Mark Hillenbrand, registrar and CEO of the British Columbia College of Social Workers, says his province’s temporary registration provision helped provide continuity of care. “We’ve had university students from all over Canada come home,” Hillenbrand says. But because British Columbia has temporary registration available to social workers at no cost, registered social workers from outside the province may practice in British Columbia for 90 days, a period that can be extended to six months. Social workers providing services to university students benefited from this mobility provision because it let them meet electronically with clients without significant obstacles to practice across provincial borders.

Some of the solutions available to the British Columbia college were not possible in Ontario. “Our legislation doesn’t provide for emergency or temporary registration,” says Lise Betteridge, who serves as registrar and CEO of the Ontario College of Social Workers and Social Service Workers.
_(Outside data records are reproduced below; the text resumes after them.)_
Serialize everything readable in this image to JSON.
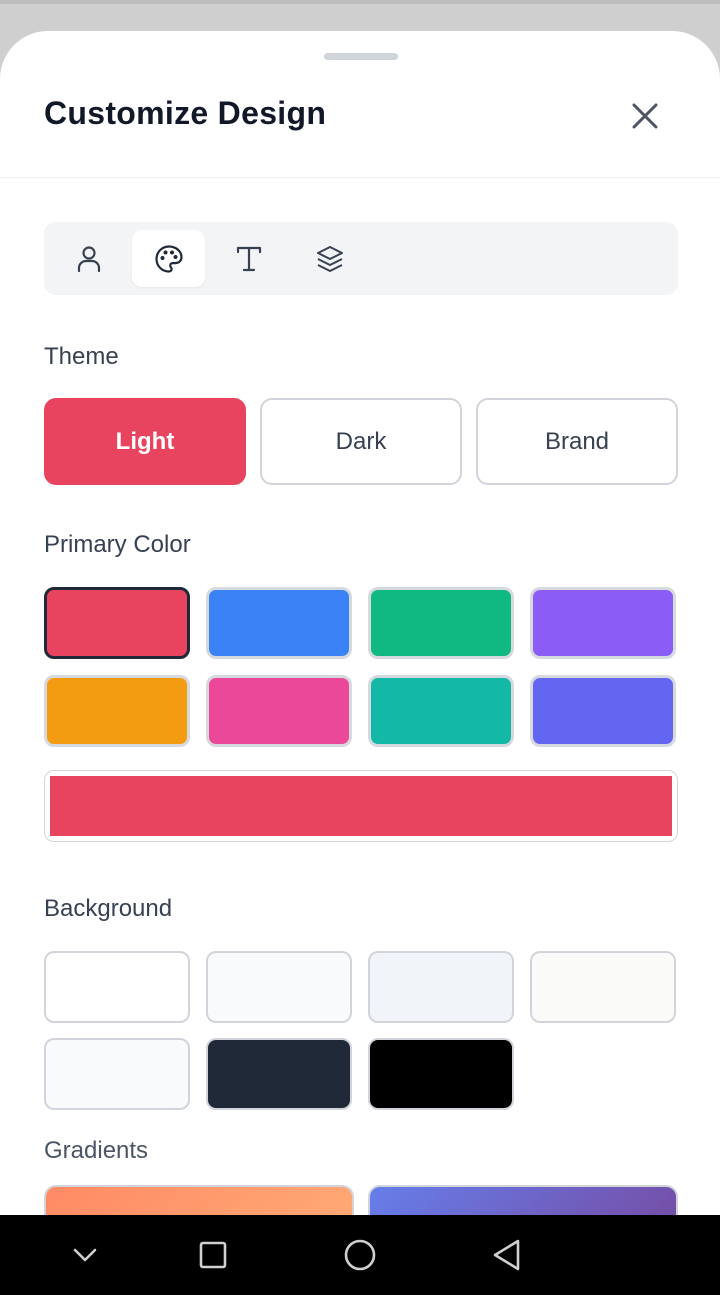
{
  "sheet": {
    "title": "Customize Design",
    "close_icon": "close-icon"
  },
  "tabs": [
    {
      "icon": "person-icon",
      "active": false
    },
    {
      "icon": "palette-icon",
      "active": true
    },
    {
      "icon": "text-icon",
      "active": false
    },
    {
      "icon": "layers-icon",
      "active": false
    }
  ],
  "theme": {
    "label": "Theme",
    "options": [
      "Light",
      "Dark",
      "Brand"
    ],
    "selected": "Light"
  },
  "primary_color": {
    "label": "Primary Color",
    "swatches": [
      "#e9445f",
      "#3b82f6",
      "#10b981",
      "#8b5cf6",
      "#f39c12",
      "#ec4899",
      "#14b8a6",
      "#6366f1"
    ],
    "selected": "#e9445f",
    "custom_value": "#e9445f"
  },
  "background": {
    "label": "Background",
    "swatches": [
      "#ffffff",
      "#f8fafc",
      "#f1f5f9",
      "#fafaf9",
      "#f9fafb",
      "#1f2937",
      "#000000"
    ]
  },
  "gradients": {
    "label": "Gradients",
    "items": [
      {
        "from": "#ff8a65",
        "to": "#ffab76"
      },
      {
        "from": "#667eea",
        "to": "#764ba2"
      }
    ]
  },
  "nav": {
    "buttons": [
      "chevron-down-icon",
      "recents-square-icon",
      "home-circle-icon",
      "back-triangle-icon"
    ]
  }
}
But a provision allowing electronic practice that was approved by the council (board) in summer 2019 allows practice by “those social workers in good standing in other Canadian provinces who wish to practise electronically in Ontario exclusively by electronic means,” Betteridge says.

Indeed, Betteridge said one of the most surprising aspects of the response of the social work community to the emergency was social workers’ swift transition to electronic practice. “With the emergency closure regulation in place, those of our members who weren’t considered ‘essential’ were not permitted to provide services in person,” Betteridge said. “It is striking how quickly the situation unfolded and how quickly members made this shift in their practice.”

Read more about how regulators in these two Canadian provinces responded to the COVID-19 pandemic in Two Canadian provinces reflect on pandemic challenges and solutions.